The limitation nugget in this study's conclusion was a bombshell as the author of this paper thinks that is a huge part of the equation when talking of divorces, unemployment and marriages. To keep it specific to that nugget, social support is a huge part of whether someone adapts to a negative life event (which a divorce or unemployment event generally is) and to make no differentiation within the results for that is a rather huge miss. It is perhaps not all that simple to account for that in a meaningful and coherent way, but the study's results really can't be effectively quantified or used as a basis for any important line of thought if no way is eventually found to deal with that condition.
The point made by the author of this paper in the last section leads to a broader point that is worth making. First, many people associate divorce as a negative thing but a huge dimension of the divorce equation is the morality function of it. Many people do not pay divorce a second thought from a morality standpoint because it comes down to whether the couple is viable and that is the totality of the discussion. The one major caveat to that is when there are children involved because, morality or no morality (at least in the Biblical sense) it weighs heavily on people to perhaps stay in a bad marriage because doing otherwise would hurt the children involved disproportionately.
The point is that many people treat marriage and divorce with a prism that is very complex and based on things other than simply cause and effect and rationality. Many people stay in very bad relationships even though the fundamentals of the relationship are inexplicably bad while good people often get proverbially stabbed in the back by someone who treats marriage in a very casual and fleeting way and not as something that should be taken serious. Then there is the habit (of some) to literally get engaged in married in time spans of six months or less. Such a variance in how marriage is perceived, how seriously it is taken and how/why people decided to enter or exit them is something that is entirely too broad and complex to summarize and encapsulate as succinctly as the authors of this study tried to do. That being said, it is perhaps informative to give a broad-based summary of the aggregate pool of people and how they react to marriages as a whole. The point the author of this paper is making is that making such broad reviews of the populace vis-a-vis life events like this makes it extremely hard to offer any complexly conclusions because of the extreme variance in why people enter and exit marriages and how they feel about it. People might say it's always about love and respect but that is entirely too simplistic when speaking of topics like "gold-diggers," children and religion.
Very similar things can be said of unemployment, but the rubric is a lot different and for a number of reasons.
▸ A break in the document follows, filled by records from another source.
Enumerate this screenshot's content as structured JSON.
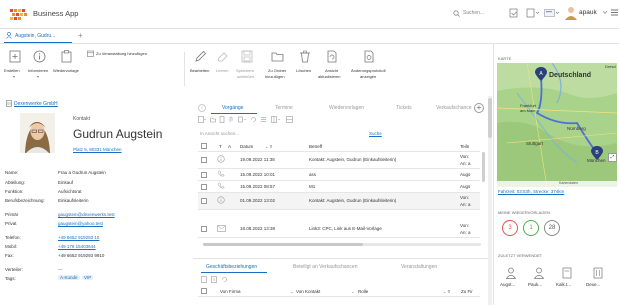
{
  "app": {
    "title": "Business App"
  },
  "header": {
    "search_placeholder": "Suchen...",
    "user": "apauk"
  },
  "tabs": [
    {
      "label": "Augstein, Gudru..."
    }
  ],
  "toolbar": {
    "erstellen": "Erstellen",
    "informieren": "Informieren",
    "wiedervorlage": "Wiedervorlage",
    "zu_veranstaltung": "Zu Veranstaltung hinzufügen",
    "bearbeiten": "Bearbeiten",
    "leeren": "Leeren",
    "speichern": "Speichern",
    "schliessen": "schließen",
    "zu_ordner": "Zu Ordner",
    "hinzufuegen": "hinzufügen",
    "loeschen": "Löschen",
    "ansicht": "Ansicht",
    "aktualisieren": "aktualisieren",
    "aenderungsprotokoll": "Änderungsprotokoll",
    "anzeigen": "anzeigen"
  },
  "contact": {
    "company_link": "Dexenwerke GmbH",
    "type": "Kontakt",
    "name": "Gudrun Augstein",
    "address_link": "Platz 5, 80331 München",
    "fields": [
      {
        "label": "Name:",
        "value": "Frau a Gudrun Augstein"
      },
      {
        "label": "Abteilung:",
        "value": "Einkauf"
      },
      {
        "label": "Funktion:",
        "value": "Aufsichtsrat"
      },
      {
        "label": "Berufsbezeichnung:",
        "value": "Einkaufsleiterin"
      }
    ],
    "emails": [
      {
        "label": "Primär",
        "value": "gaugstein@dexenwerks.test"
      },
      {
        "label": "Privat",
        "value": "gaugstein@yahoo.test"
      }
    ],
    "phones": [
      {
        "label": "Telefon:",
        "value": "+49 6652 919293 10"
      },
      {
        "label": "Mobil:",
        "value": "+49 176 15403644"
      },
      {
        "label": "Fax:",
        "value": "+49 6652 919293 9910"
      }
    ],
    "verteiler_label": "Verteiler:",
    "verteiler_value": "---",
    "tags_label": "Tags:",
    "tags": [
      "A-Kunde",
      "VIP"
    ]
  },
  "activity": {
    "tabs": [
      "Vorgänge",
      "Termine",
      "Wiedervorlagen",
      "Tickets",
      "Verkaufschancen"
    ],
    "search_placeholder": "In Ansicht suchen...",
    "search_button": "Suche",
    "columns": [
      "T",
      "A",
      "Datum",
      "Betreff",
      "Teiln"
    ],
    "rows": [
      {
        "date": "19.09.2022 11:38",
        "subject": "Kontakt: Augstein, Gudrun (Einkaufsleiterin)",
        "part": "Von:",
        "part2": "An: a"
      },
      {
        "date": "15.09.2022 10:01",
        "subject": "ass",
        "part": "Augs",
        "part2": ""
      },
      {
        "date": "15.09.2022 08:57",
        "subject": "M1",
        "part": "Augs",
        "part2": ""
      },
      {
        "date": "01.09.2022 13:02",
        "subject": "Kontakt: Augstein, Gudrun (Einkaufsleiterin)",
        "part": "Von:",
        "part2": "An: a"
      },
      {
        "date": "18.08.2022 13:38",
        "subject": "Link3: CPC, Link aus E-Mail-Vorlage",
        "part": "Von:",
        "part2": "An: a"
      }
    ]
  },
  "relations": {
    "tabs": [
      "Geschäftsbeziehungen",
      "Beteiligt an Verkaufschancen",
      "Veranstaltungen"
    ],
    "columns": [
      "Von Firma",
      "Von Kontakt",
      "Rolle",
      "Zu Fir"
    ]
  },
  "sidebar": {
    "map_label": "KARTE",
    "map_places": [
      "Deutschland",
      "Frankfurt am Main",
      "Nürnberg",
      "Stuttgart",
      "München",
      "Dresd"
    ],
    "map_footer": "Kartendaten",
    "route_link": "Fahrzeit: 03:53h, Strecke: 374km",
    "wv_label": "MEINE WIEDERVORLAGEN",
    "wv_counts": [
      {
        "value": "3",
        "color": "#e05555"
      },
      {
        "value": "1",
        "color": "#4caf50"
      },
      {
        "value": "28",
        "color": "#888888"
      }
    ],
    "recent_label": "ZULETZT VERWENDET",
    "recent_items": [
      "Augst...",
      "Pauk...",
      "Kalk.t...",
      "Dexe..."
    ]
  }
}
First, it has to be realized that this is a different time in the United States or any other similar country given that the "social safety net" is much more expansive and elaborate as compared to the way it was before, let us say, the Great Depression when Social Security, Medicare and other similar government safety net measures simply did not exist. The creation and expansion of these programs has led to the betterment and assistance of a great many people but it has also encouraged and subsidized bad behavior as many people actively choose to milk the system for everything it's worth and this would easily and irrevocably sway and alter the overall results as noted in this study.
Just like with marriage/divorce, how people react to losing a job can differ to extreme lengths from person to person. Some people are very personally tied and linked to what they do for a living and it is often a huge shock to the system when they lose a job. As the study notes, the coping/turnaround time is improved as time goes on, but the study perhaps skims over (or ignores) a couple of important factors.
First, a lot of people are just fine with staying home and earning a government check while others will get another job just as fast as they can. When the standard time horizon for unemployment is one to two…